● DIRECTIONS FOR THIS TASK
Wherever "Lista" appears in the records below, copy the line that holds it.

--- START ---

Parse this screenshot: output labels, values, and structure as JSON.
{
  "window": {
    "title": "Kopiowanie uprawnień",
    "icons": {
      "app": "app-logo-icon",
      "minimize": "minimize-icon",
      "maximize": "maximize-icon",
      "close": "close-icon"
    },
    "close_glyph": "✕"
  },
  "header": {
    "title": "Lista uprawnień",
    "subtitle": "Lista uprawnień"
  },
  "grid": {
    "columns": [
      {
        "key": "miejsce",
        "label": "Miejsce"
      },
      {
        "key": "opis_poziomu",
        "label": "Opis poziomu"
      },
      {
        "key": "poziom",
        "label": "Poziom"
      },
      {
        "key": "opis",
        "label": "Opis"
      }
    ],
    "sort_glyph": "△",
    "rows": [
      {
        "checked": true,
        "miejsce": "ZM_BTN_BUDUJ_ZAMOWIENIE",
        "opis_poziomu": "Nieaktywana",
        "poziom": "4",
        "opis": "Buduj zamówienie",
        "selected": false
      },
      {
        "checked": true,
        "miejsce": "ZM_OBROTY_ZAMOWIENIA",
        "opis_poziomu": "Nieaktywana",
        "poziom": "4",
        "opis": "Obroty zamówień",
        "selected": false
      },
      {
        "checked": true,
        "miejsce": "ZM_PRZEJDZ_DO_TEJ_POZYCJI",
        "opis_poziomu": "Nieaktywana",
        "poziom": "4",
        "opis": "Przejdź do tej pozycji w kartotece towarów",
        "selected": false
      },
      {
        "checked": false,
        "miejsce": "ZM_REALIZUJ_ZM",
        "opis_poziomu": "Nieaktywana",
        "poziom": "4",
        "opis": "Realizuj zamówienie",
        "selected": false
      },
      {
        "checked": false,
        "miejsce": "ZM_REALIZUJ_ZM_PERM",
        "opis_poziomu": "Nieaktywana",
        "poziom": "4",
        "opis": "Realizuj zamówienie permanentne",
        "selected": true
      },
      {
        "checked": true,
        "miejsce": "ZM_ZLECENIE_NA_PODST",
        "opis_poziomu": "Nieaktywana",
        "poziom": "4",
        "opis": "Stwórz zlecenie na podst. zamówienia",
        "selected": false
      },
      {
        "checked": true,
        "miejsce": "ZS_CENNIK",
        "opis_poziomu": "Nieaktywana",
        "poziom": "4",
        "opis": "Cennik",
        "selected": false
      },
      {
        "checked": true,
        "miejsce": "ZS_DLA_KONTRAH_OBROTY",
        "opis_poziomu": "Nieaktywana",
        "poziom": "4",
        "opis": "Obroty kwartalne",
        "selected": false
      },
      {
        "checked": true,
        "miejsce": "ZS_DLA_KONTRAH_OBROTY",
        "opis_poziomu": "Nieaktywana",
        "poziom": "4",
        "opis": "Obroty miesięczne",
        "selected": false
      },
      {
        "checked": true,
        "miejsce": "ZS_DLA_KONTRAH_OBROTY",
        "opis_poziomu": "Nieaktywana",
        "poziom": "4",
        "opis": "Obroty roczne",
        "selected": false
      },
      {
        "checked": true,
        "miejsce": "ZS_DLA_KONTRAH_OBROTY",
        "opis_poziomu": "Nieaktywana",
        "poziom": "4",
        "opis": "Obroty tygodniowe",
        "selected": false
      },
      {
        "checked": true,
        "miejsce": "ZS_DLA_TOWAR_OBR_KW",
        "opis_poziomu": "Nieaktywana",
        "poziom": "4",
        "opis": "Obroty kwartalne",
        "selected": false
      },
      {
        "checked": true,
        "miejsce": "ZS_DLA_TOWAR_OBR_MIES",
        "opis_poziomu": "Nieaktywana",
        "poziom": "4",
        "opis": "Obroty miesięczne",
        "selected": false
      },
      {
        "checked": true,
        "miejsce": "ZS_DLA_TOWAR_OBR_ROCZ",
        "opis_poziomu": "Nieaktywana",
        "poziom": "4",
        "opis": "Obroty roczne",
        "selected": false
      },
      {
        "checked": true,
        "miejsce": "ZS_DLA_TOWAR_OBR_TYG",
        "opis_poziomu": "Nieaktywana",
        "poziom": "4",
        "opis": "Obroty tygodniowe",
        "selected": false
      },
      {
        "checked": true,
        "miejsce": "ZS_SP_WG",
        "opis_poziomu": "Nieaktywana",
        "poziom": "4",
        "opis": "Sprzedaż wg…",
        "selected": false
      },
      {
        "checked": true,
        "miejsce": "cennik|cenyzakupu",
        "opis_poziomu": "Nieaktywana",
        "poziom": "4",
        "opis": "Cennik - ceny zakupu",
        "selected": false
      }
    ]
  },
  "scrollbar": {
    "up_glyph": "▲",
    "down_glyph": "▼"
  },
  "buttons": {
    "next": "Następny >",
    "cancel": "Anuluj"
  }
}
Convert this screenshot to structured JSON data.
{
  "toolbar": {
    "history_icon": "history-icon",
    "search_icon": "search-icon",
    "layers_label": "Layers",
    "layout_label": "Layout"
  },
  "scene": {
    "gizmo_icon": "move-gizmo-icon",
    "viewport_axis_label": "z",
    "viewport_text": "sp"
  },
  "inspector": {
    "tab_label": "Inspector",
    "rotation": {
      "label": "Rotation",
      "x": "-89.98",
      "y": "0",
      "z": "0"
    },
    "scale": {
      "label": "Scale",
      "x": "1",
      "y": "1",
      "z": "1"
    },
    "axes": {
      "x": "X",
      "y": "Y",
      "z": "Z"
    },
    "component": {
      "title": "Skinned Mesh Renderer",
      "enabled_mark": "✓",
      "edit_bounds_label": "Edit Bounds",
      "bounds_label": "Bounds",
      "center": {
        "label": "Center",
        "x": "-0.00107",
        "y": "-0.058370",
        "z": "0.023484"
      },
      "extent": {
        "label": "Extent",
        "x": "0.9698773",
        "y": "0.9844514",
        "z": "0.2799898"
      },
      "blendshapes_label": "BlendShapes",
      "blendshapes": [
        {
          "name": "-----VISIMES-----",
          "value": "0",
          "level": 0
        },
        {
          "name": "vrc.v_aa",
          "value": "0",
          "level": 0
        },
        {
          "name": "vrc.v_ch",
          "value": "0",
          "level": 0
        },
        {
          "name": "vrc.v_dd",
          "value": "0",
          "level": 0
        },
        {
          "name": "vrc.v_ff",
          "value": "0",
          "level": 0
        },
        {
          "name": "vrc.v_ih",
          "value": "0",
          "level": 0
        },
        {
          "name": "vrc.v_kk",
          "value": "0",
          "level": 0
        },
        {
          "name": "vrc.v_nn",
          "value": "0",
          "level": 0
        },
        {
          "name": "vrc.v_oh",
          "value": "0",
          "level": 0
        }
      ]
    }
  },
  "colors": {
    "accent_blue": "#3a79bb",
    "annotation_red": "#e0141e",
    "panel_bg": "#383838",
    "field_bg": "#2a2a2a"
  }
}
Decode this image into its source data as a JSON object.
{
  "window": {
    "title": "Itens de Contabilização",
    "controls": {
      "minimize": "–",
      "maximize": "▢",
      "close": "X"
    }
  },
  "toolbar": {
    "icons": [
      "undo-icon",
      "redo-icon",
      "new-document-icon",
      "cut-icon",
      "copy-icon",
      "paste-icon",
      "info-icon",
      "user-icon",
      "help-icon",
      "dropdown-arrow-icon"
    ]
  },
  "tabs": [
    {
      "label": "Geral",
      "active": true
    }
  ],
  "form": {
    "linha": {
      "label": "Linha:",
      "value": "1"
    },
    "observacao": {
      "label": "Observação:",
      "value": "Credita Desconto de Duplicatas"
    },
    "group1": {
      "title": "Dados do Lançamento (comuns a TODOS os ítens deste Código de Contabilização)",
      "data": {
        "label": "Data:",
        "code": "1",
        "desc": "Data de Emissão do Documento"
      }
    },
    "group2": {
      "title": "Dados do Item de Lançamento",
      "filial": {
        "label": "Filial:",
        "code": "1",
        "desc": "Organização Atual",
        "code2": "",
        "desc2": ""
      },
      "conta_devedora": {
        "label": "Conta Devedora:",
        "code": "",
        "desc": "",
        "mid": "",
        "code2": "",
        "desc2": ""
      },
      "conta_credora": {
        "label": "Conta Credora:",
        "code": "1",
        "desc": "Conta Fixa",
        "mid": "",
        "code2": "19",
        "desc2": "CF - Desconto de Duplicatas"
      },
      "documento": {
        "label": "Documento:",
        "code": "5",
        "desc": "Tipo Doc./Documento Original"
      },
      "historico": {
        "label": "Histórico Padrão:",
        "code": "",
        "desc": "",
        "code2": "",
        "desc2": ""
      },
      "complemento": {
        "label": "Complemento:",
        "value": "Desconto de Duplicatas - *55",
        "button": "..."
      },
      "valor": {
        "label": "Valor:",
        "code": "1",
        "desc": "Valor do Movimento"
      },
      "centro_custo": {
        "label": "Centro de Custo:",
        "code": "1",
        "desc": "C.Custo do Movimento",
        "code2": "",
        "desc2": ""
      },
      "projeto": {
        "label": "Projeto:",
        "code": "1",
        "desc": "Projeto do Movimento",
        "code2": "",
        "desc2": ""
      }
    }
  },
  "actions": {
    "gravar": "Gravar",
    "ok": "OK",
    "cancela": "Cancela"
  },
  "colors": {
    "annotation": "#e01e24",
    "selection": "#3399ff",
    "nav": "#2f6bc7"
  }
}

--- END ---

● TASK RESPONSE
    "title": "Lista uprawnień",
    "subtitle": "Lista uprawnień"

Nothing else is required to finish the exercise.